It was just after 1am on February 27th 2008. I was still up and at my computer when I heard what sounded like a loud crash. My first thought was that my noisy downstairs neighbours were playing silly buggers again, but then everything started to shake. The earthquake – for that was indeed what it was – only lasted a few seconds, but it was strong enough to make its impact felt in large parts of the UK.
At a magnitude of 5.2, the earthquake I and many others felt that night, although deeply disconcerting, was absolutely nothing compared to the massive quakes experienced in recent months and years by countries as diverse as Haiti, Chile, New Zealand, and now Japan (in fact, some of the many and continuing aftershocks that have resulted from Friday’s terrible Japanese quake have been significantly more powerful than that).
As a demonstration of the enormous and unstoppable power of nature, the sheer destructive force of the earthquake and tsunami that hit Japan on Friday was truly awesome (in the original sense of that word) – and, scientifically, as it reached a magnitude of 9.0, it was also one of the most powerful recorded quakes of the last 100 years or so.

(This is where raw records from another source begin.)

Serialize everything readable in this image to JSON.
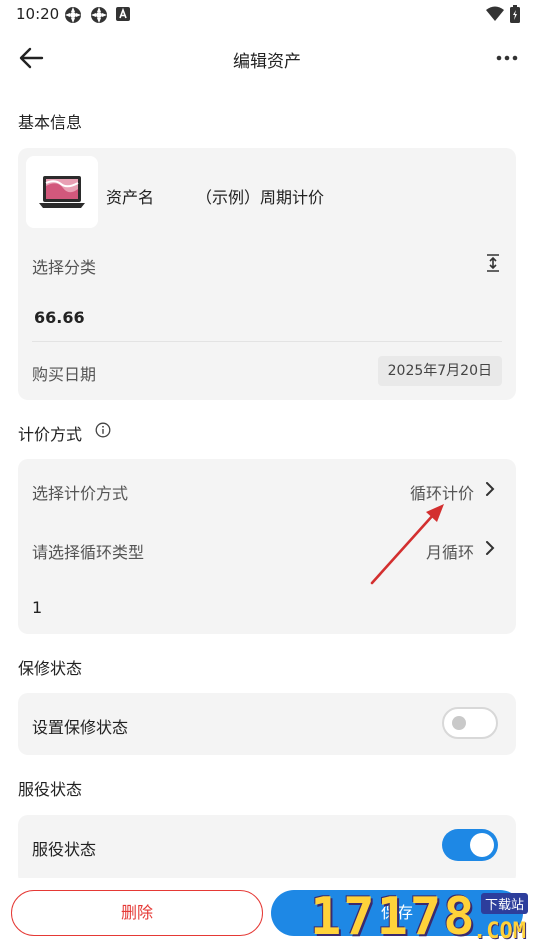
{
  "status_bar": {
    "time": "10:20"
  },
  "app_bar": {
    "title": "编辑资产"
  },
  "basic_info": {
    "section_title": "基本信息",
    "asset_name_label": "资产名",
    "asset_name_value": "（示例）周期计价",
    "category_label": "选择分类",
    "price_value": "66.66",
    "purchase_date_label": "购买日期",
    "purchase_date_value": "2025年7月20日"
  },
  "pricing": {
    "section_title": "计价方式",
    "method_label": "选择计价方式",
    "method_value": "循环计价",
    "cycle_type_label": "请选择循环类型",
    "cycle_type_value": "月循环",
    "cycle_count_value": "1"
  },
  "warranty": {
    "section_title": "保修状态",
    "toggle_label": "设置保修状态",
    "toggle_on": false
  },
  "service": {
    "section_title": "服役状态",
    "toggle_label": "服役状态",
    "toggle_on": true
  },
  "bottom_bar": {
    "delete_label": "删除",
    "save_label": "保存"
  },
  "watermark": {
    "digits": "17178",
    "badge": "下载站",
    "suffix": ".COM"
  },
  "colors": {
    "accent": "#1e88e5",
    "danger": "#e53935",
    "card_bg": "#f4f4f4",
    "annotation": "#d32f2f"
  }
}
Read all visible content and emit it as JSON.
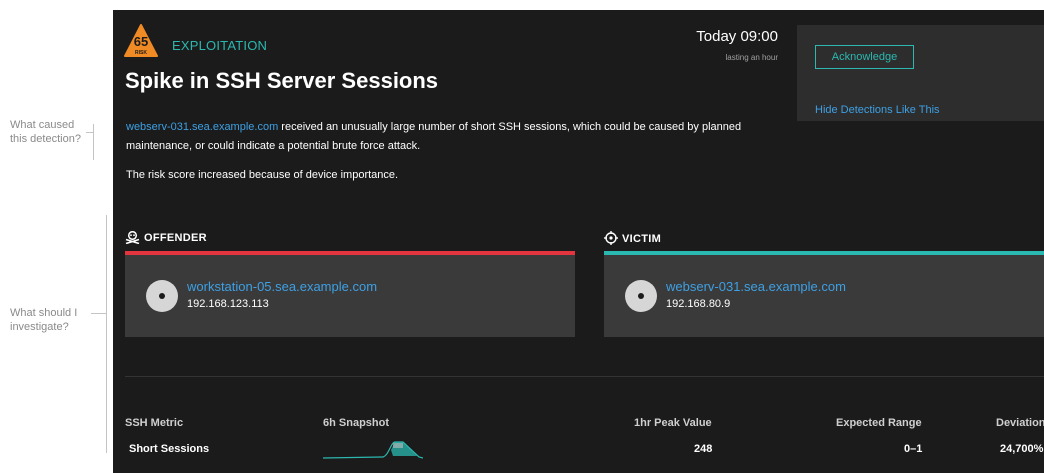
{
  "annotations": {
    "cause": [
      "What caused",
      "this detection?"
    ],
    "investigate": [
      "What should I",
      "investigate?"
    ]
  },
  "detection": {
    "risk_score": "65",
    "risk_label": "RISK",
    "category": "EXPLOITATION",
    "title": "Spike in SSH Server Sessions",
    "time": "Today 09:00",
    "duration": "lasting an hour",
    "acknowledge_label": "Acknowledge",
    "hide_label": "Hide Detections Like This",
    "description_link": "webserv-031.sea.example.com",
    "description_text": " received an unusually large number of short SSH sessions, which could be caused by planned maintenance, or could indicate a potential brute force attack.",
    "risk_note": "The risk score increased because of device importance."
  },
  "offender": {
    "label": "OFFENDER",
    "hostname": "workstation-05.sea.example.com",
    "ip": "192.168.123.113"
  },
  "victim": {
    "label": "VICTIM",
    "hostname": "webserv-031.sea.example.com",
    "ip": "192.168.80.9"
  },
  "metrics": {
    "headers": {
      "metric": "SSH Metric",
      "snapshot": "6h Snapshot",
      "peak": "1hr Peak Value",
      "range": "Expected Range",
      "deviation": "Deviation"
    },
    "rows": [
      {
        "metric": "Short Sessions",
        "peak": "248",
        "range": "0–1",
        "deviation": "24,700%"
      }
    ]
  },
  "colors": {
    "accent_teal": "#2bb8b0",
    "link_blue": "#3ea0e4",
    "offender_red": "#e2353f",
    "risk_orange": "#f08a24",
    "panel_bg": "#1b1b1b"
  }
}
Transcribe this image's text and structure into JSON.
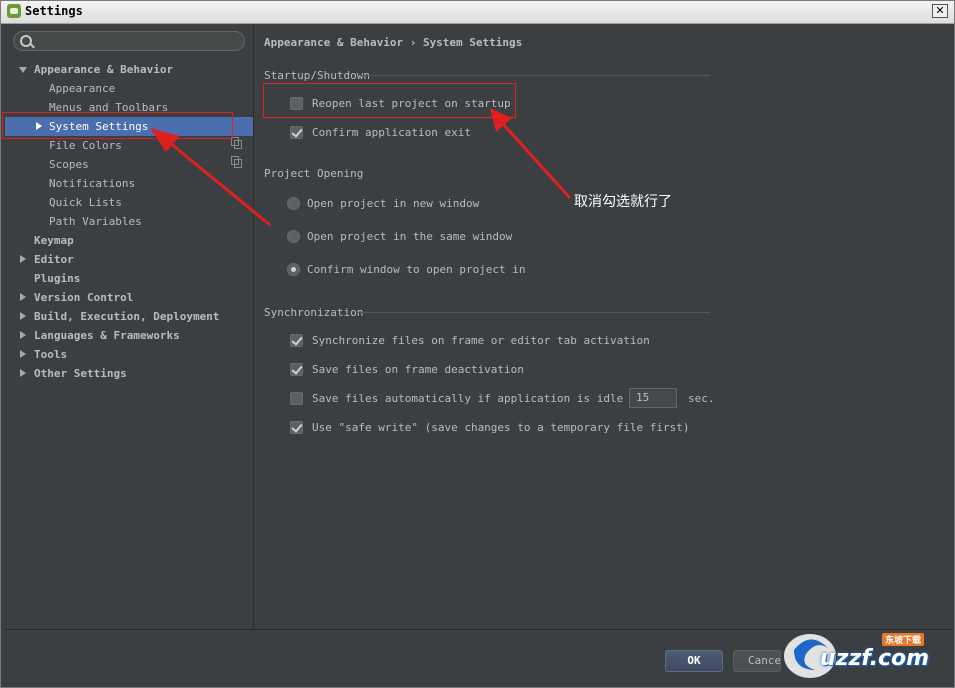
{
  "window": {
    "title": "Settings",
    "close_symbol": "✕"
  },
  "search": {
    "placeholder": ""
  },
  "sidebar": {
    "items": [
      {
        "label": "Appearance & Behavior"
      },
      {
        "label": "Appearance"
      },
      {
        "label": "Menus and Toolbars"
      },
      {
        "label": "System Settings"
      },
      {
        "label": "File Colors"
      },
      {
        "label": "Scopes"
      },
      {
        "label": "Notifications"
      },
      {
        "label": "Quick Lists"
      },
      {
        "label": "Path Variables"
      },
      {
        "label": "Keymap"
      },
      {
        "label": "Editor"
      },
      {
        "label": "Plugins"
      },
      {
        "label": "Version Control"
      },
      {
        "label": "Build, Execution, Deployment"
      },
      {
        "label": "Languages & Frameworks"
      },
      {
        "label": "Tools"
      },
      {
        "label": "Other Settings"
      }
    ]
  },
  "content": {
    "breadcrumb": "Appearance & Behavior › System Settings",
    "startup": {
      "title": "Startup/Shutdown",
      "reopen_last_project": {
        "label": "Reopen last project on startup",
        "checked": false
      },
      "confirm_exit": {
        "label": "Confirm application exit",
        "checked": true
      }
    },
    "project_opening": {
      "title": "Project Opening",
      "options": [
        {
          "label": "Open project in new window",
          "selected": false
        },
        {
          "label": "Open project in the same window",
          "selected": false
        },
        {
          "label": "Confirm window to open project in",
          "selected": true
        }
      ]
    },
    "synchronization": {
      "title": "Synchronization",
      "sync_on_frame": {
        "label": "Synchronize files on frame or editor tab activation",
        "checked": true
      },
      "save_on_deactivation": {
        "label": "Save files on frame deactivation",
        "checked": true
      },
      "save_automatically": {
        "label": "Save files automatically if application is idle for",
        "checked": false,
        "value": "15",
        "unit": "sec."
      },
      "safe_write": {
        "label": "Use \"safe write\" (save changes to a temporary file first)",
        "checked": true
      }
    }
  },
  "footer": {
    "ok_label": "OK",
    "cancel_label": "Cance"
  },
  "annotation": {
    "text": "取消勾选就行了",
    "color": "#e02020"
  },
  "watermark": {
    "text": "uzzf.com",
    "tag": "东坡下载"
  },
  "colors": {
    "background": "#3c3f41",
    "selection": "#4b6eaf",
    "text": "#bbbbbb"
  }
}
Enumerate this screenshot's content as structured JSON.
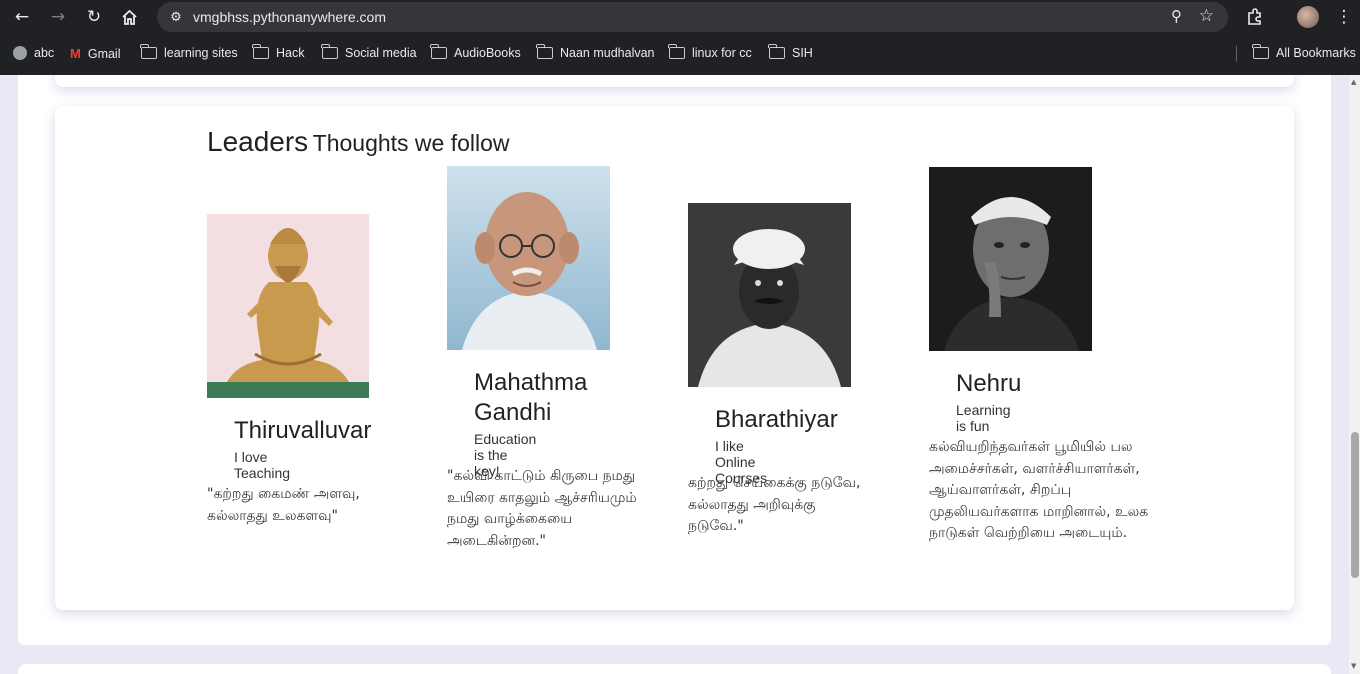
{
  "browser": {
    "url": "vmgbhss.pythonanywhere.com",
    "icons": [
      "back-icon",
      "forward-icon",
      "reload-icon",
      "home-icon",
      "site-settings-icon",
      "zoom-icon",
      "bookmark-star-icon",
      "extensions-icon",
      "profile-avatar",
      "menu-icon"
    ],
    "bookmarks": [
      "abc",
      "Gmail",
      "learning sites",
      "Hack",
      "Social media",
      "AudioBooks",
      "Naan mudhalvan",
      "linux for cc",
      "SIH"
    ],
    "all_bookmarks": "All Bookmarks"
  },
  "section": {
    "title_main": "Leaders",
    "title_sub": "Thoughts we follow"
  },
  "leaders": [
    {
      "name": "Thiruvalluvar",
      "tagline": "I love Teaching",
      "quote": "\"கற்றது கைமண் அளவு, கல்லாதது உலகளவு\""
    },
    {
      "name": "Mahathma Gandhi",
      "tagline": "Education is the key!",
      "quote": "\"கல்வி காட்டும் கிருபை நமது உயிரை காதலும் ஆச்சரியமும் நமது வாழ்க்கையை அடைகின்றன.\""
    },
    {
      "name": "Bharathiyar",
      "tagline": "I like Online Courses",
      "quote": "கற்றது செய்கைக்கு நடுவே, கல்லாதது அறிவுக்கு நடுவே.\""
    },
    {
      "name": "Nehru",
      "tagline": "Learning is fun",
      "quote": "கல்வியறிந்தவர்கள் பூமியில் பல அமைச்சர்கள், வளர்ச்சியாளர்கள், ஆய்வாளர்கள், சிறப்பு முதலியவர்களாக மாறினால், உலக நாடுகள் வெற்றியை அடையும்."
    }
  ],
  "colors": {
    "chrome_bg": "#202124",
    "omnibox_bg": "#35363a",
    "page_bg": "#e9e9f6",
    "card_bg": "#ffffff"
  }
}
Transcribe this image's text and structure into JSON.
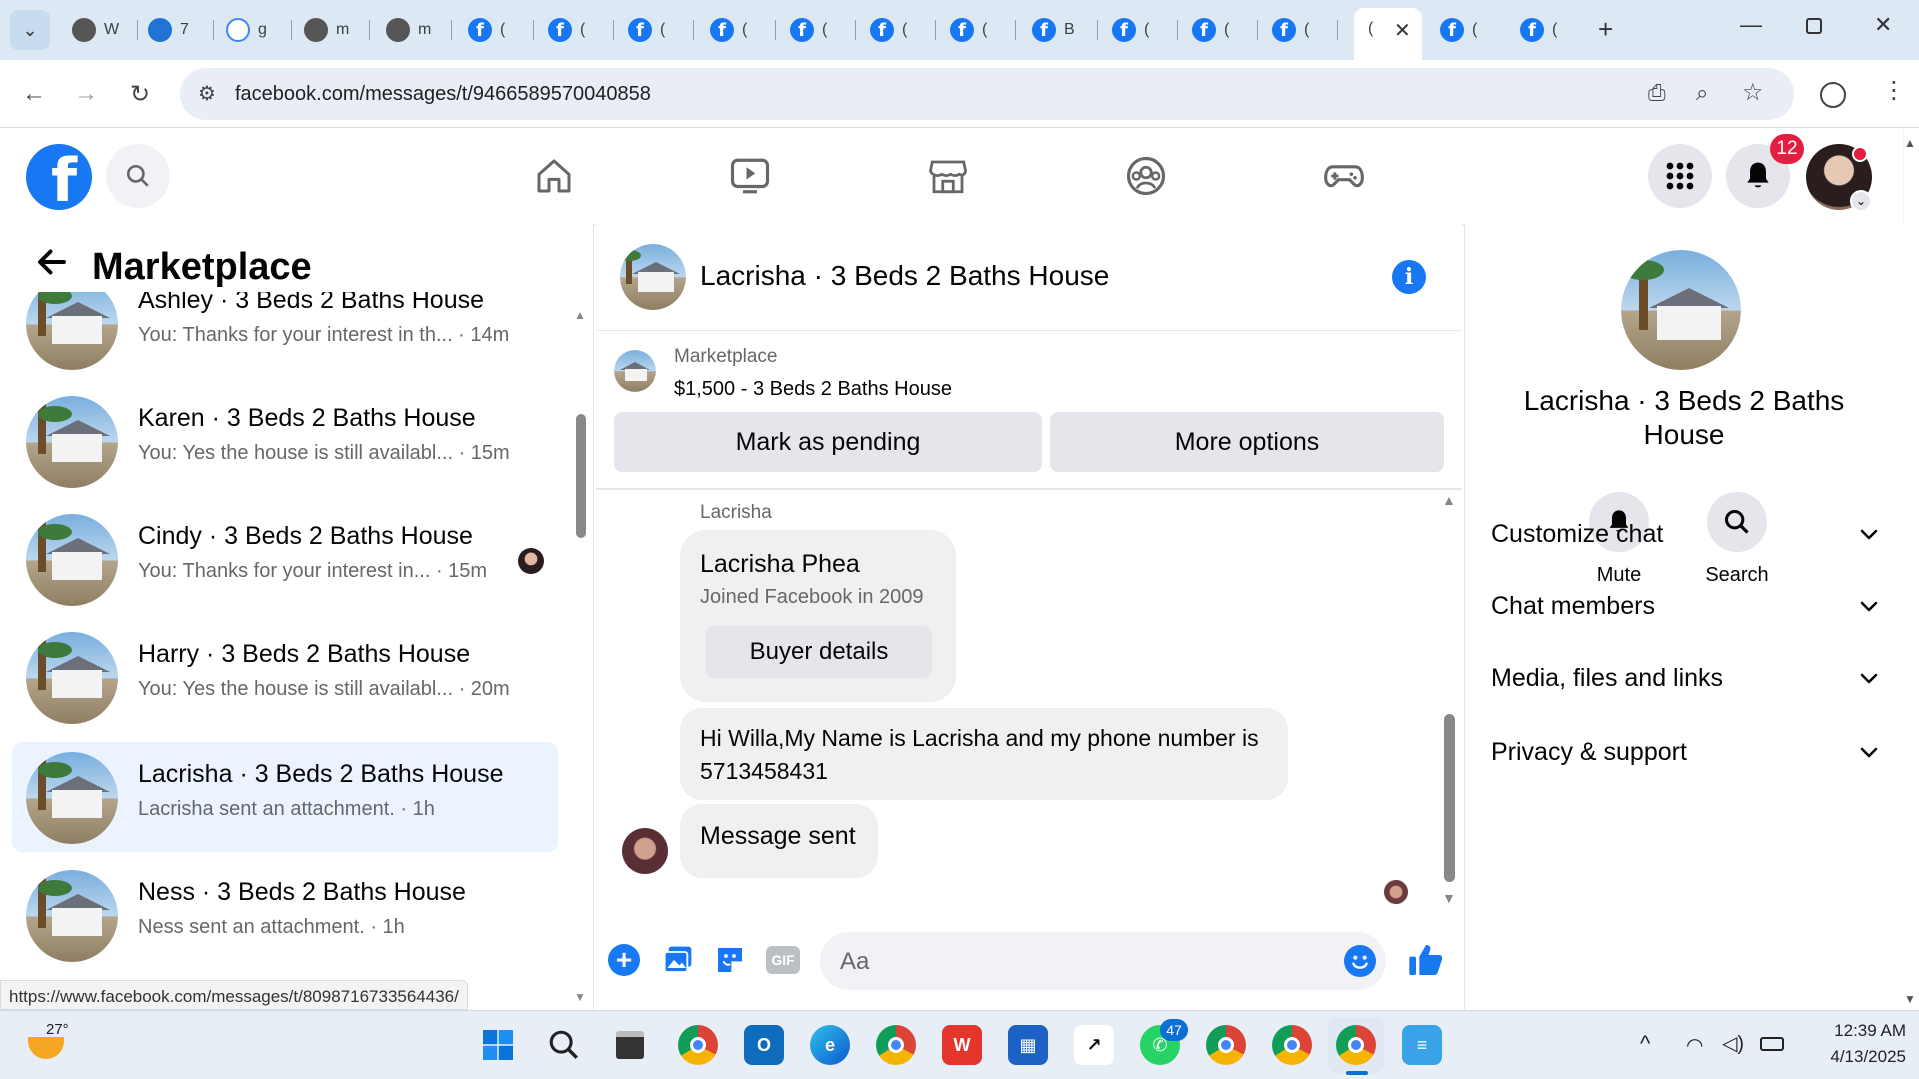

The results of this powerful earthquake have been devastating, even in a country as well-prepared for and as used to earthquakes as Japan. Many settlements on the affected coastline have been swept away by tsunami waves up to ten metres high, and a number of the country’s network of nuclear power stations have been seriously (possibly catastrophically) damaged by the quake.